Copy the data below exactly, omitting any picture it contains.

[Data under study Boundary: Start]

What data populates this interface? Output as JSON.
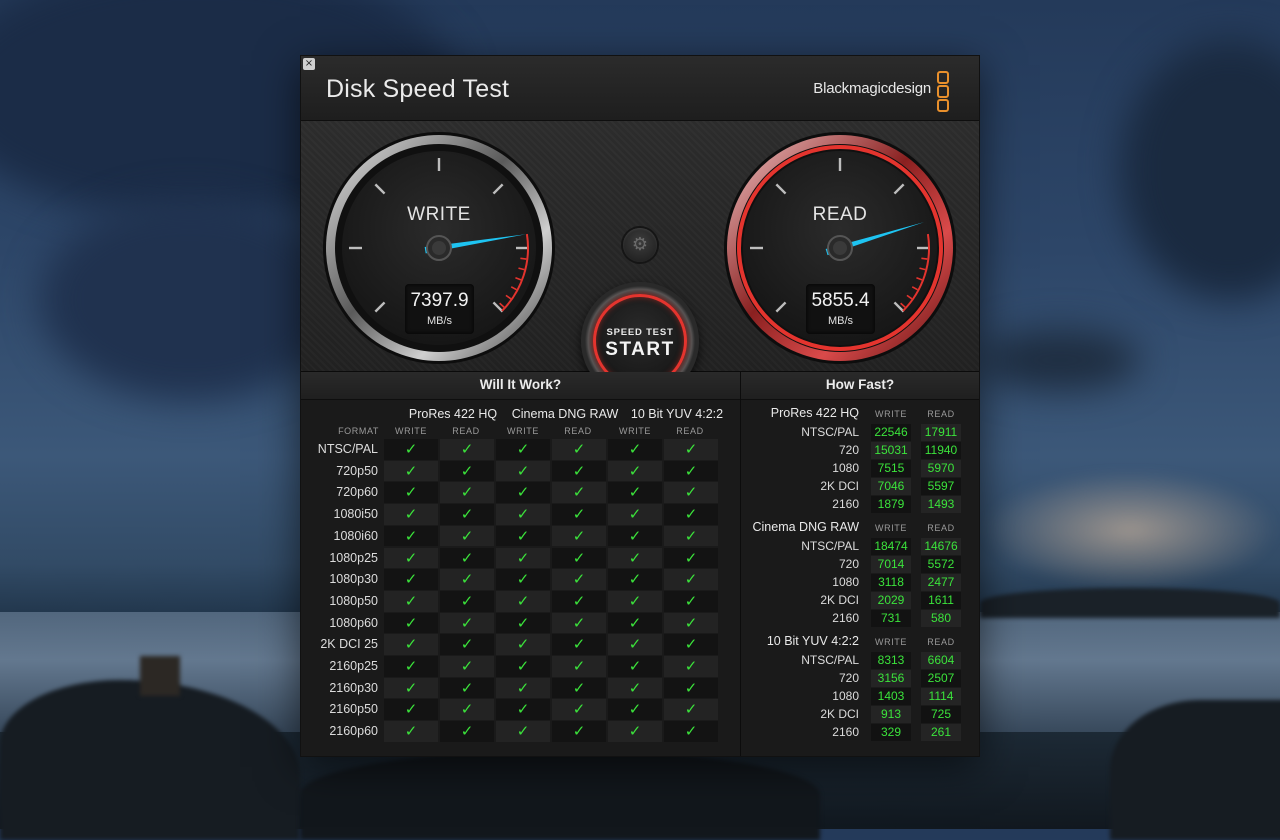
{
  "app": {
    "title": "Disk Speed Test",
    "brand": "Blackmagicdesign",
    "close_glyph": "×"
  },
  "gauges": {
    "write": {
      "label": "WRITE",
      "value": "7397.9",
      "unit": "MB/s",
      "needle_fraction": 0.8
    },
    "read": {
      "label": "READ",
      "value": "5855.4",
      "unit": "MB/s",
      "needle_fraction": 0.77
    }
  },
  "buttons": {
    "settings_icon": "⚙",
    "start_top": "SPEED TEST",
    "start_main": "START"
  },
  "will_it_work": {
    "title": "Will It Work?",
    "format_header": "FORMAT",
    "write_header": "WRITE",
    "read_header": "READ",
    "check": "✓",
    "codecs": [
      "ProRes 422 HQ",
      "Cinema DNG RAW",
      "10 Bit YUV 4:2:2"
    ],
    "formats": [
      "NTSC/PAL",
      "720p50",
      "720p60",
      "1080i50",
      "1080i60",
      "1080p25",
      "1080p30",
      "1080p50",
      "1080p60",
      "2K DCI 25",
      "2160p25",
      "2160p30",
      "2160p50",
      "2160p60"
    ]
  },
  "how_fast": {
    "title": "How Fast?",
    "write_header": "WRITE",
    "read_header": "READ",
    "groups": [
      {
        "codec": "ProRes 422 HQ",
        "rows": [
          {
            "format": "NTSC/PAL",
            "write": "22546",
            "read": "17911"
          },
          {
            "format": "720",
            "write": "15031",
            "read": "11940"
          },
          {
            "format": "1080",
            "write": "7515",
            "read": "5970"
          },
          {
            "format": "2K DCI",
            "write": "7046",
            "read": "5597"
          },
          {
            "format": "2160",
            "write": "1879",
            "read": "1493"
          }
        ]
      },
      {
        "codec": "Cinema DNG RAW",
        "rows": [
          {
            "format": "NTSC/PAL",
            "write": "18474",
            "read": "14676"
          },
          {
            "format": "720",
            "write": "7014",
            "read": "5572"
          },
          {
            "format": "1080",
            "write": "3118",
            "read": "2477"
          },
          {
            "format": "2K DCI",
            "write": "2029",
            "read": "1611"
          },
          {
            "format": "2160",
            "write": "731",
            "read": "580"
          }
        ]
      },
      {
        "codec": "10 Bit YUV 4:2:2",
        "rows": [
          {
            "format": "NTSC/PAL",
            "write": "8313",
            "read": "6604"
          },
          {
            "format": "720",
            "write": "3156",
            "read": "2507"
          },
          {
            "format": "1080",
            "write": "1403",
            "read": "1114"
          },
          {
            "format": "2K DCI",
            "write": "913",
            "read": "725"
          },
          {
            "format": "2160",
            "write": "329",
            "read": "261"
          }
        ]
      }
    ]
  },
  "colors": {
    "check_green": "#3be33b",
    "needle_blue": "#1ec4f2",
    "accent_red": "#e4342e",
    "brand_orange": "#e9902c"
  }
}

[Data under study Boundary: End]

Response
What data populates this interface? Output as JSON.
{
  "app": {
    "title": "Disk Speed Test",
    "brand": "Blackmagicdesign",
    "close_glyph": "×"
  },
  "gauges": {
    "write": {
      "label": "WRITE",
      "value": "7397.9",
      "unit": "MB/s",
      "needle_fraction": 0.8
    },
    "read": {
      "label": "READ",
      "value": "5855.4",
      "unit": "MB/s",
      "needle_fraction": 0.77
    }
  },
  "buttons": {
    "settings_icon": "⚙",
    "start_top": "SPEED TEST",
    "start_main": "START"
  },
  "will_it_work": {
    "title": "Will It Work?",
    "format_header": "FORMAT",
    "write_header": "WRITE",
    "read_header": "READ",
    "check": "✓",
    "codecs": [
      "ProRes 422 HQ",
      "Cinema DNG RAW",
      "10 Bit YUV 4:2:2"
    ],
    "formats": [
      "NTSC/PAL",
      "720p50",
      "720p60",
      "1080i50",
      "1080i60",
      "1080p25",
      "1080p30",
      "1080p50",
      "1080p60",
      "2K DCI 25",
      "2160p25",
      "2160p30",
      "2160p50",
      "2160p60"
    ]
  },
  "how_fast": {
    "title": "How Fast?",
    "write_header": "WRITE",
    "read_header": "READ",
    "groups": [
      {
        "codec": "ProRes 422 HQ",
        "rows": [
          {
            "format": "NTSC/PAL",
            "write": "22546",
            "read": "17911"
          },
          {
            "format": "720",
            "write": "15031",
            "read": "11940"
          },
          {
            "format": "1080",
            "write": "7515",
            "read": "5970"
          },
          {
            "format": "2K DCI",
            "write": "7046",
            "read": "5597"
          },
          {
            "format": "2160",
            "write": "1879",
            "read": "1493"
          }
        ]
      },
      {
        "codec": "Cinema DNG RAW",
        "rows": [
          {
            "format": "NTSC/PAL",
            "write": "18474",
            "read": "14676"
          },
          {
            "format": "720",
            "write": "7014",
            "read": "5572"
          },
          {
            "format": "1080",
            "write": "3118",
            "read": "2477"
          },
          {
            "format": "2K DCI",
            "write": "2029",
            "read": "1611"
          },
          {
            "format": "2160",
            "write": "731",
            "read": "580"
          }
        ]
      },
      {
        "codec": "10 Bit YUV 4:2:2",
        "rows": [
          {
            "format": "NTSC/PAL",
            "write": "8313",
            "read": "6604"
          },
          {
            "format": "720",
            "write": "3156",
            "read": "2507"
          },
          {
            "format": "1080",
            "write": "1403",
            "read": "1114"
          },
          {
            "format": "2K DCI",
            "write": "913",
            "read": "725"
          },
          {
            "format": "2160",
            "write": "329",
            "read": "261"
          }
        ]
      }
    ]
  },
  "colors": {
    "check_green": "#3be33b",
    "needle_blue": "#1ec4f2",
    "accent_red": "#e4342e",
    "brand_orange": "#e9902c"
  }
}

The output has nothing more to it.